By building our PAPs on the specific needs of each country, we have been able to make considerable progress in expanding access to our medicines. With programs introduced across different geographies in multiple therapeutic areas, we see the potential to reach an additional 150,000 patients in the first three years.

P3 is a really useful tool that helps country teams find ways for more people to benefit from our medicines. If our negotiations are done in this spirit, then our work with national counterparts is for a shared goal: to provide access to medicines to the widest possible population.
Andriy Skyrta
Manager Business Operations & Strategy, Bayer Pharmaceuticals

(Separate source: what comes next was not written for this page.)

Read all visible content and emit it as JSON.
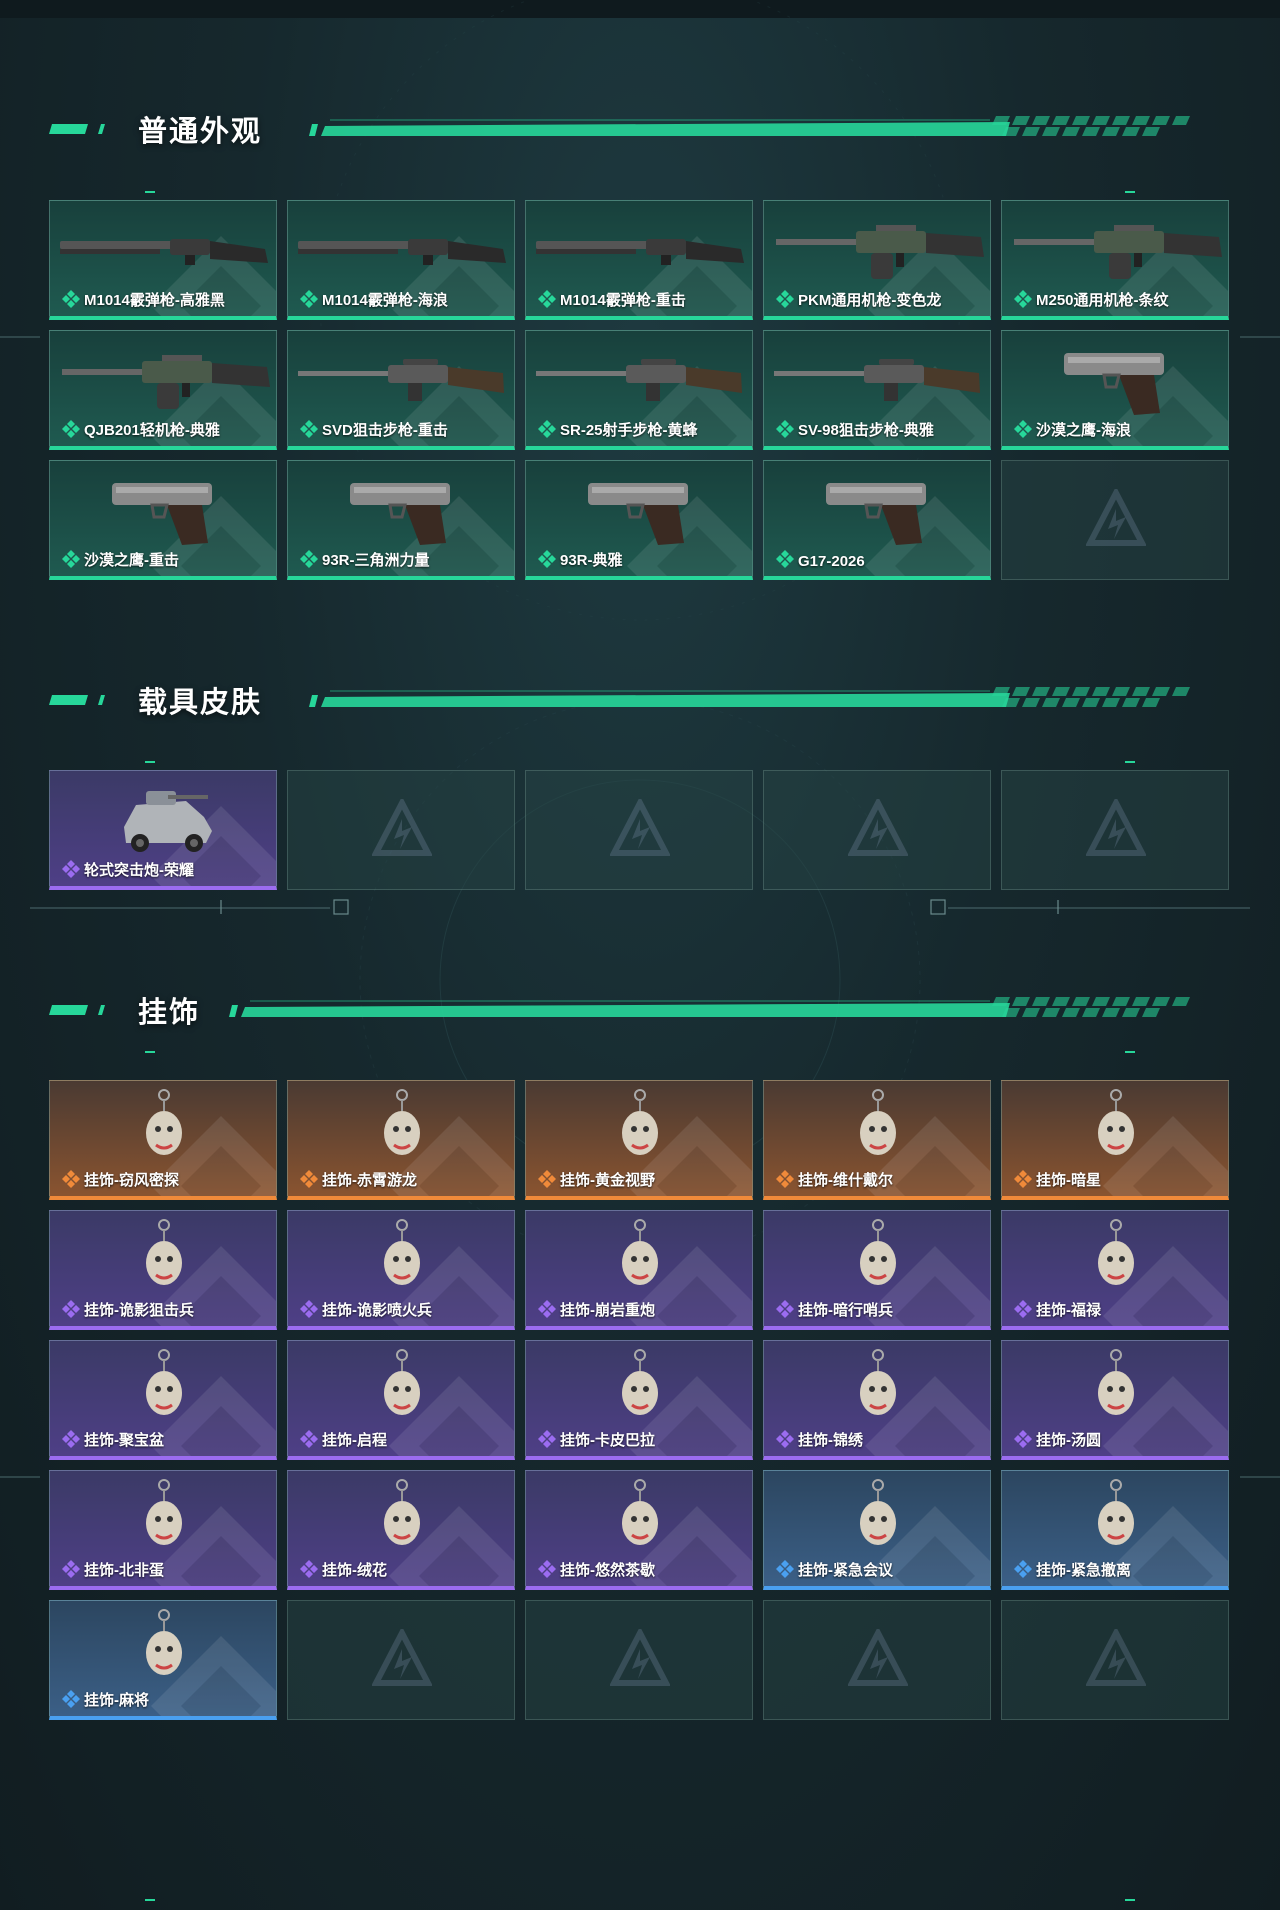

Measuring outcomes, demonstrating impact

We work closely with our partners to measure the outcomes and impact that our efforts have on increasing patients’ access to healthcare. Whether it is our work with the WHO and other organizations to eradicate NTDs; our collaboration with the German Agency for International Cooperation (GIZ), the Ghana Heart Initiative and others on increasing the effectiveness of cardiovascular treatment in Ghana; or working with The Challenge Initiative to increase women’s access to contraception and family planning resources, we credibly track our impact through our partners and are committed to transparently and regularly reporting on our successes.

 

We also expect our tailored affordability programs to support 837,000 patients in LMICs over the next three years to further expand access to medicines. But we are just getting started. We are building our pricing philosophy and affordability models into our DNA, generating positive impact for both society and our business. We are currently developing a framework to measure our progress against the access targets we have set for P3 and PAPs. As part of this we will seek to monitor:

 

  • The uptake of these approaches across low-and-middle-income countries (LMICs)
  • The availability of our products, including the average referral per physician
  • The number of patients enrolled into PAPs
  • Patient health outcomes

 

Going forward, this knowledge will be used to adapt our approach to make sure we remain effective in our mission to widen patient access to treatments, particularly in LMICs – and we’ll be transparently and regularly reporting our progress on our website.